Data Management Planning
GFBio aims at supporting individual researchers during all stages of their career, research groups, and large projects to develop and implement effective data management strategies for FAIR (Findable, Accessible, Interoperable, and Re-usable) data as part of good scientific practice.
A well-structured Data Management Plan (DMP) clarifies how and what data will be created, processed and documented. It names means of data archiving and publication regarding costs, as well as access conditions to the scientific community or the public. DMPs are increasingly required as a mandatory proposal part by funding agencies. Participating in the Horizon 2020 Open Research Data Pilot, for example, already requires a DMP. The German Science Foundation (DFG) demands information on data handling (DFG Proposal Preparation Instructions) and individual working groups highly recommend the introduction of data management plans for projects / proposals by default (Guidelines on the Handling of Research Data in Biodiversity Research).
But DMPs are more than just a piece of paper meant to satisfy your funder. They help you asking all the right questions concerning data management and avoiding mistakes.

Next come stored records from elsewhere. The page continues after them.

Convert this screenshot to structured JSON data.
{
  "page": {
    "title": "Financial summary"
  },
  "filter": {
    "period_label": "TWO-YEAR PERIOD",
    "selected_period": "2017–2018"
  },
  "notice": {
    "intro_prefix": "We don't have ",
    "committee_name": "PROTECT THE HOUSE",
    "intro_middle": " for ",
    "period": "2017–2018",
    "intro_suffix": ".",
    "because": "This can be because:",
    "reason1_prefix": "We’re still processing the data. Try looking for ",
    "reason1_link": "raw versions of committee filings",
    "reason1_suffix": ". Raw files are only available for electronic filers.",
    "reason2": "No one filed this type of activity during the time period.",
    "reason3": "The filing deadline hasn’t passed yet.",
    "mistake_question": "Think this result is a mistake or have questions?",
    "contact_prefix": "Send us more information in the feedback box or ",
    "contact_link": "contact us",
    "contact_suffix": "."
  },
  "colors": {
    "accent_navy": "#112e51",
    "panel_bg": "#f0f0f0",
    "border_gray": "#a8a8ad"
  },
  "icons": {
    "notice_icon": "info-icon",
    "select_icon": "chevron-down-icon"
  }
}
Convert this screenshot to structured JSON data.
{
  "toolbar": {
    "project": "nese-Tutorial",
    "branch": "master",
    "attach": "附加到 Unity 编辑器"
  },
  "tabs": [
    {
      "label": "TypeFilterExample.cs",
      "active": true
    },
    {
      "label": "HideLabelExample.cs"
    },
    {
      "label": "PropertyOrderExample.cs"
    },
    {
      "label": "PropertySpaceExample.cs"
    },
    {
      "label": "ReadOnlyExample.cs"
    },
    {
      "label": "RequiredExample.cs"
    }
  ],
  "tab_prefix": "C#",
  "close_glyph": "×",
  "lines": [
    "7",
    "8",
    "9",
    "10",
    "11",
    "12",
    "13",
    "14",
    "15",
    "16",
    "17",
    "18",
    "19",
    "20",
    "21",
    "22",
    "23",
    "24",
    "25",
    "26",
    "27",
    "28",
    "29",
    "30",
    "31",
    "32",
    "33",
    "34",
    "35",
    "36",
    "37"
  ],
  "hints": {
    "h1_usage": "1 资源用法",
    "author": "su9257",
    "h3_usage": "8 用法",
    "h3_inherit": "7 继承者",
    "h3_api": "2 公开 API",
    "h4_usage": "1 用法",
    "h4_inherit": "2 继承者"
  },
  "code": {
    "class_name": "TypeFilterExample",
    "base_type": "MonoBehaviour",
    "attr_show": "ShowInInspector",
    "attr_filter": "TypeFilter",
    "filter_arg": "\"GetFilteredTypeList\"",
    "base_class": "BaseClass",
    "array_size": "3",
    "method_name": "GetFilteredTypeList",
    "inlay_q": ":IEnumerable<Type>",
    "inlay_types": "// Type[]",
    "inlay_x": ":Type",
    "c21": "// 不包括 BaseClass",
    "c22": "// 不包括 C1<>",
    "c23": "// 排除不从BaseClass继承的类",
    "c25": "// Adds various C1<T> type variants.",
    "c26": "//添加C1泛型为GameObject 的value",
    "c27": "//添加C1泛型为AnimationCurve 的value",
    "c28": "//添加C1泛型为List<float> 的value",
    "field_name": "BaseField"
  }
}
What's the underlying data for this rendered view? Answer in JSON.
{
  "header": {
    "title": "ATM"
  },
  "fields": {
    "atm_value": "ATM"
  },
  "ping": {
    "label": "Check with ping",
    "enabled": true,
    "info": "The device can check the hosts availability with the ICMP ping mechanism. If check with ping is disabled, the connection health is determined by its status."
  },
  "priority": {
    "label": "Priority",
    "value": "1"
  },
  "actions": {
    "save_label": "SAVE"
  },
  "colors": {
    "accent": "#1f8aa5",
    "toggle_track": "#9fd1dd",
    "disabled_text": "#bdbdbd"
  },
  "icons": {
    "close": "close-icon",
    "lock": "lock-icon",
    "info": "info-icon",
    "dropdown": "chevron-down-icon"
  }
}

DMPs can accompany your research and they are not cast in stone - you can adjust your plan to your work if necessary, make it more specific and add new aspects.
Have a look at The what, why and how of data management planning in the following video (Research Data Netherlands, YouTube).
Writing a DMP
Writing a DMP is a good way of facing up your specific research data requirements and should always be carried out before you start a new project. You can also write a DMP for a running project in order to optimize your data management - there might be aspects you hadn't considered so far.
There is nothing like a Master DMP. According to your needs, a DMP can be a short summary of the central aspects of your data management but it can also be a very detailed plan including schedules for data backups and data publications. Anyway, there are some general aspects which each DMP should capture.
Provide some general information about your project.
- What's the project name?
- What is your reserach field?
- What will your project look like - e.g. will you do any field work or laboratory work?
- Who are the principal investigators?
- Who is the point of contact for the project data?
- Which data management policies or guidelines will you follow?
Describe what your research data will look like.
- What data formats will you create?
- Will your data formats be openly documented?
- Will you collect sequence data?
- Will you also collect physical objects which need to be archived?
- How much data volume and how many files will you create?
- What standards, methodologies or tools will you use?
Describe your way of documentation (metadata).
- What metadata will accompany your data?
- Which standards will your metadata have to meet?
Think about ethics and legal compliance.
- Will you create any sensitive data (e.g. personally identifiable information, information related to the Red List or the Nagoya Protocol)?
- How will your data be liscensed for reuse?
These might be the questions to start with on your way to your DMP. Furthermore, a DMP should contain information about backup practice, security issues, collaboration, data transfer (e.g. in case of field work) and moreover contain a data management cost estimation. Some helpful material might be DCC's DMP checklist or the WissGrid Checkliste zum Forschungsdaten-Management (only in German).
GFBio supports you
Contact us for support in preparing your personal data management plan.
We give advice concerning data management policies and data access rules, estimate data management costs and efforts and provide a roadmap for your long-term data availability. Furthermore, we offer reviewing of your DMP regarding special requirements of your funding agency. At the moment, we are working on a customized DMP tool which will support GFBio users in writing a DMP.